This article looks at why internists report more burnout than other physicians.
A partial explanation, says Gregory A. Hood, M.D., an internist who has written eloquently about physicians burnout, is that it stems from “high idealism among internists, who not only chose what they wanted to do in their professional lives but accepted doing this work knowing that they were accepting a lower relative evaluation of their services, economically and noneconomically.
“Idealism,” he says,”can predispose for disappointment, particularly when the locus of control is outside that of the physician.”

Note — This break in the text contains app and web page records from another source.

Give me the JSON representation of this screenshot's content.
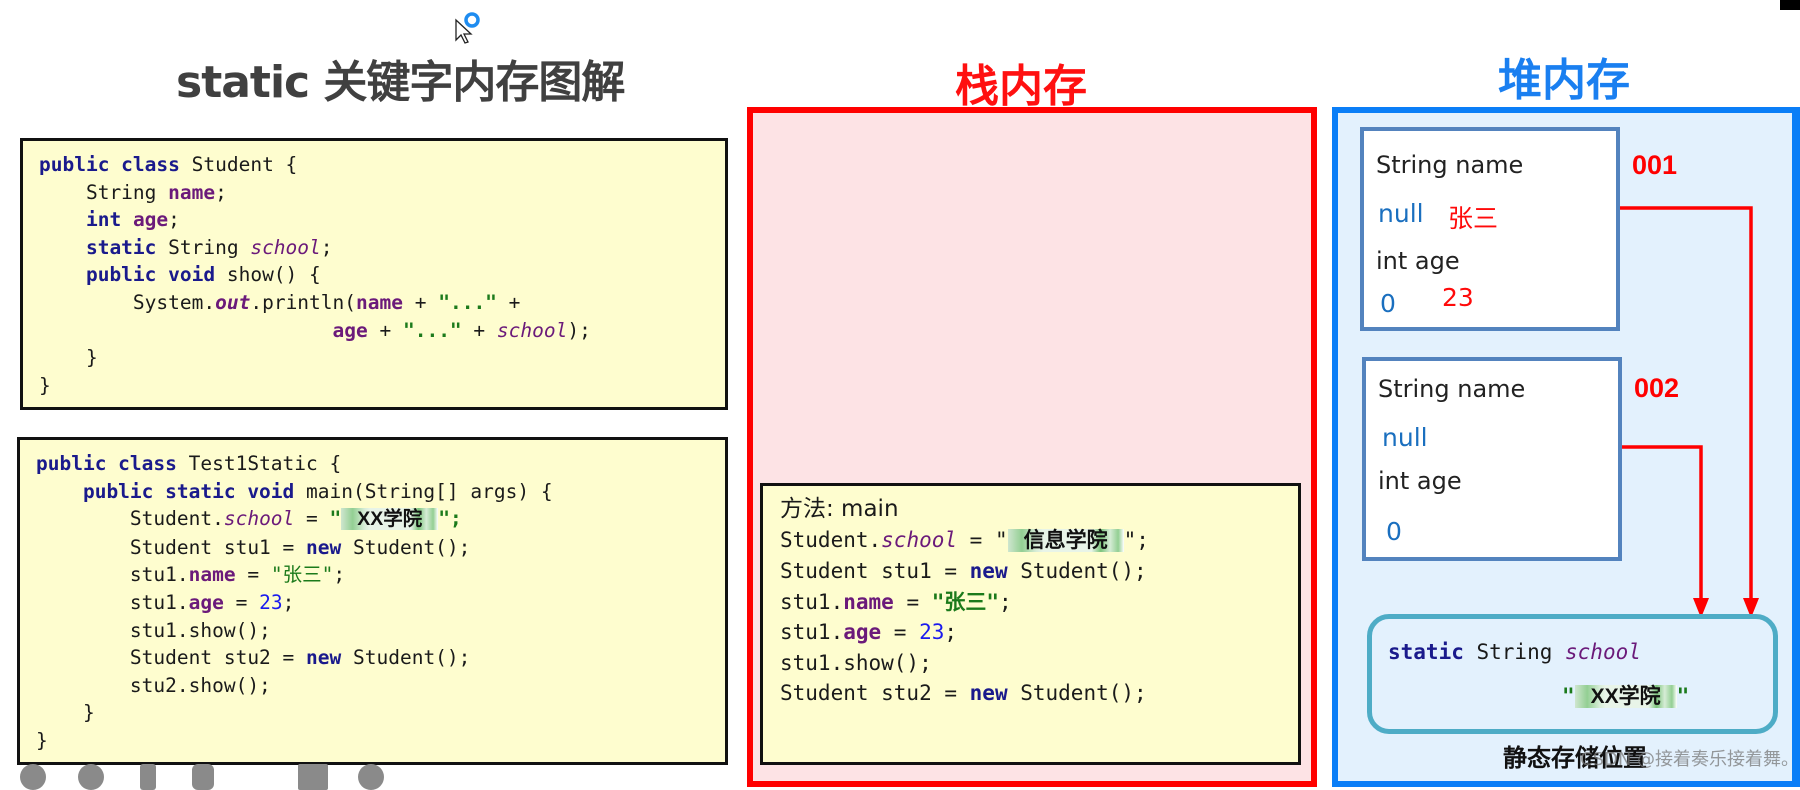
{
  "title": "static 关键字内存图解",
  "stack": {
    "title": "栈内存",
    "frame": {
      "method_label": "方法: main",
      "lines": [
        {
          "prefix": "Student.",
          "field": "school",
          "mid": " = \"",
          "blurred": "信息学院",
          "suffix": "\";"
        },
        {
          "text_a": "Student stu1 = ",
          "kw": "new",
          "text_b": " Student();"
        },
        {
          "prefix": "stu1.",
          "field": "name",
          "mid": " = ",
          "str": "\"张三\"",
          "suffix": ";"
        },
        {
          "prefix": "stu1.",
          "field": "age",
          "mid": " = ",
          "num": "23",
          "suffix": ";"
        },
        {
          "text": "stu1.show();"
        },
        {
          "text_a": "Student stu2 = ",
          "kw": "new",
          "text_b": " Student();"
        }
      ]
    }
  },
  "heap": {
    "title": "堆内存",
    "objects": [
      {
        "address": "001",
        "name_label": "String name",
        "name_default": "null",
        "name_value": "张三",
        "age_label": "int age",
        "age_default": "0",
        "age_value": "23"
      },
      {
        "address": "002",
        "name_label": "String name",
        "name_default": "null",
        "name_value": "",
        "age_label": "int age",
        "age_default": "0",
        "age_value": ""
      }
    ],
    "static_area": {
      "kw": "static",
      "type": " String ",
      "field": "school",
      "value_open": "\"",
      "value_blurred": "XX学院",
      "value_close": "\"",
      "label": "静态存储位置"
    }
  },
  "code": {
    "student_class": {
      "l1_kw": "public class",
      "l1_rest": " Student {",
      "l2_type": "    String ",
      "l2_field": "name",
      "l2_end": ";",
      "l3_kw": "    int",
      "l3_sp": " ",
      "l3_field": "age",
      "l3_end": ";",
      "l4_kw": "    static",
      "l4_type": " String ",
      "l4_field": "school",
      "l4_end": ";",
      "l5_kw": "    public void",
      "l5_rest": " show() {",
      "l6_a": "        System.",
      "l6_out": "out",
      "l6_b": ".println(",
      "l6_name": "name",
      "l6_c": " + ",
      "l6_str": "\"...\"",
      "l6_d": " +",
      "l7_pad": "                         ",
      "l7_age": "age",
      "l7_a": " + ",
      "l7_str": "\"...\"",
      "l7_b": " + ",
      "l7_school": "school",
      "l7_end": ");",
      "l8": "    }",
      "l9": "}"
    },
    "test_class": {
      "l1_kw": "public class",
      "l1_rest": " Test1Static {",
      "l2_kw": "    public static void",
      "l2_rest": " main(String[] args) {",
      "l3_a": "        Student.",
      "l3_field": "school",
      "l3_b": " = ",
      "l3_open": "\"",
      "l3_blur": "XX学院",
      "l3_close": "\";",
      "l4_a": "        Student stu1 = ",
      "l4_kw": "new",
      "l4_b": " Student();",
      "l5_a": "        stu1.",
      "l5_field": "name",
      "l5_b": " = ",
      "l5_str": "\"张三\"",
      "l5_end": ";",
      "l6_a": "        stu1.",
      "l6_field": "age",
      "l6_b": " = ",
      "l6_num": "23",
      "l6_end": ";",
      "l7": "        stu1.show();",
      "l8_a": "        Student stu2 = ",
      "l8_kw": "new",
      "l8_b": " Student();",
      "l9": "        stu2.show();",
      "l10": "    }",
      "l11": "}"
    }
  },
  "watermark": "CSDN @接着奏乐接着舞。",
  "colors": {
    "stack_border": "#ff0000",
    "stack_bg": "#fde3e5",
    "heap_border": "#0a7ef7",
    "heap_bg": "#e3f1fd",
    "code_bg": "#fefdcf",
    "arrow": "#ff0000"
  }
}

Like many doctors, Dr Hood lays some of the blame on “bureaucracy,” including “the American Board of Internal Medicine (ABIM), which recently belatedly admitted that they ‘were wrong’ about maintenance of certification (MOC), as well as bureaucracy of group practices, hospital/Joint Commission requirements, and so forth.”
“Few will remain in the profession and tolerate the stress, depersonalization, and emotional exhaustion for 20 years, should no relief be found within the profession.”